**HOW TO COMPLETE THIS TASK**
Once the line containing "Extract the structured" is found in the data below, output that line and every line after it through the last, unchanged and with nothing else.

INPUT START

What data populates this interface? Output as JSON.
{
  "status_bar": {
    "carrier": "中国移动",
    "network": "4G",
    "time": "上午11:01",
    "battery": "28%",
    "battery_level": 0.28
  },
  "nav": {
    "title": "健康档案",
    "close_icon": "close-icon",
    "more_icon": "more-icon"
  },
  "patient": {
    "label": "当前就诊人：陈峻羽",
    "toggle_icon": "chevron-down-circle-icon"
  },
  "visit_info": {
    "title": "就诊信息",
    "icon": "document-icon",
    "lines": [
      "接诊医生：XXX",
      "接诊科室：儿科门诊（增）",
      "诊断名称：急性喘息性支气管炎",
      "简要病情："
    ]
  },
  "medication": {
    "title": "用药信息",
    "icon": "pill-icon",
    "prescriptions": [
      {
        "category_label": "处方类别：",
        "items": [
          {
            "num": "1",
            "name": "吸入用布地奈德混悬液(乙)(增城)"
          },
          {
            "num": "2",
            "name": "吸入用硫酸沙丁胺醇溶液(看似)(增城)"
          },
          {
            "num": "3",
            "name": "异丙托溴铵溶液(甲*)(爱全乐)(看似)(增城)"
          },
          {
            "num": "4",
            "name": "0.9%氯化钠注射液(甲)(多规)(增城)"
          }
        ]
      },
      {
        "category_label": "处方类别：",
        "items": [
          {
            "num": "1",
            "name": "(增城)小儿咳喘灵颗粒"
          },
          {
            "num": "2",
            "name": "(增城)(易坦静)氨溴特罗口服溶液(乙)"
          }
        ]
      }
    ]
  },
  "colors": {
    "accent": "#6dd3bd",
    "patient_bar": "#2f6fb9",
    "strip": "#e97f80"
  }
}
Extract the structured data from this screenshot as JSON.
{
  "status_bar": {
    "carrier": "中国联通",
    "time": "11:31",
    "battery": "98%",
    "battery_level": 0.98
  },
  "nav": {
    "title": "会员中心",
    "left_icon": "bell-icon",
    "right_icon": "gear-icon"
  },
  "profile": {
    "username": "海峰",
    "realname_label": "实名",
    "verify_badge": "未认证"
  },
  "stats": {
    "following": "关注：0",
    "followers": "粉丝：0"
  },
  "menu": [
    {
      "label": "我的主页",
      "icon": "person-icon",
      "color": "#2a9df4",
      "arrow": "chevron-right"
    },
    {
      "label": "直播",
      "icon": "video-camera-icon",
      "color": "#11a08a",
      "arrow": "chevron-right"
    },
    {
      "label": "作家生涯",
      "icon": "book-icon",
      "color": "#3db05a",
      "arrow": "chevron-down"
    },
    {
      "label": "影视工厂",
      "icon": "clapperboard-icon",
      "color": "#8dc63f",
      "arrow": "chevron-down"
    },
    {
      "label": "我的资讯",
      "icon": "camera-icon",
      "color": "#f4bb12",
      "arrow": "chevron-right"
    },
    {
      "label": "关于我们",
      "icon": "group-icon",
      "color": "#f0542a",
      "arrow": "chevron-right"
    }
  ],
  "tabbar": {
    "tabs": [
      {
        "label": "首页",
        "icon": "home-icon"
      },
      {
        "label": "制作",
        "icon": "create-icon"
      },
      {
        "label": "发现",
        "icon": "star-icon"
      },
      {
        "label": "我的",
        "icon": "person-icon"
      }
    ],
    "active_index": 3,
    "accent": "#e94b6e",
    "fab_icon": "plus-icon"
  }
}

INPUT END

**SOLVED EXERCISE**
Extract the structured data from this screenshot as JSON.
{
  "status_bar": {
    "carrier": "中国联通",
    "time": "11:31",
    "battery": "98%",
    "battery_level": 0.98
  },
  "nav": {
    "title": "会员中心",
    "left_icon": "bell-icon",
    "right_icon": "gear-icon"
  },
  "profile": {
    "username": "海峰",
    "realname_label": "实名",
    "verify_badge": "未认证"
  },
  "stats": {
    "following": "关注：0",
    "followers": "粉丝：0"
  },
  "menu": [
    {
      "label": "我的主页",
      "icon": "person-icon",
      "color": "#2a9df4",
      "arrow": "chevron-right"
    },
    {
      "label": "直播",
      "icon": "video-camera-icon",
      "color": "#11a08a",
      "arrow": "chevron-right"
    },
    {
      "label": "作家生涯",
      "icon": "book-icon",
      "color": "#3db05a",
      "arrow": "chevron-down"
    },
    {
      "label": "影视工厂",
      "icon": "clapperboard-icon",
      "color": "#8dc63f",
      "arrow": "chevron-down"
    },
    {
      "label": "我的资讯",
      "icon": "camera-icon",
      "color": "#f4bb12",
      "arrow": "chevron-right"
    },
    {
      "label": "关于我们",
      "icon": "group-icon",
      "color": "#f0542a",
      "arrow": "chevron-right"
    }
  ],
  "tabbar": {
    "tabs": [
      {
        "label": "首页",
        "icon": "home-icon"
      },
      {
        "label": "制作",
        "icon": "create-icon"
      },
      {
        "label": "发现",
        "icon": "star-icon"
      },
      {
        "label": "我的",
        "icon": "person-icon"
      }
    ],
    "active_index": 3,
    "accent": "#e94b6e",
    "fab_icon": "plus-icon"
  }
}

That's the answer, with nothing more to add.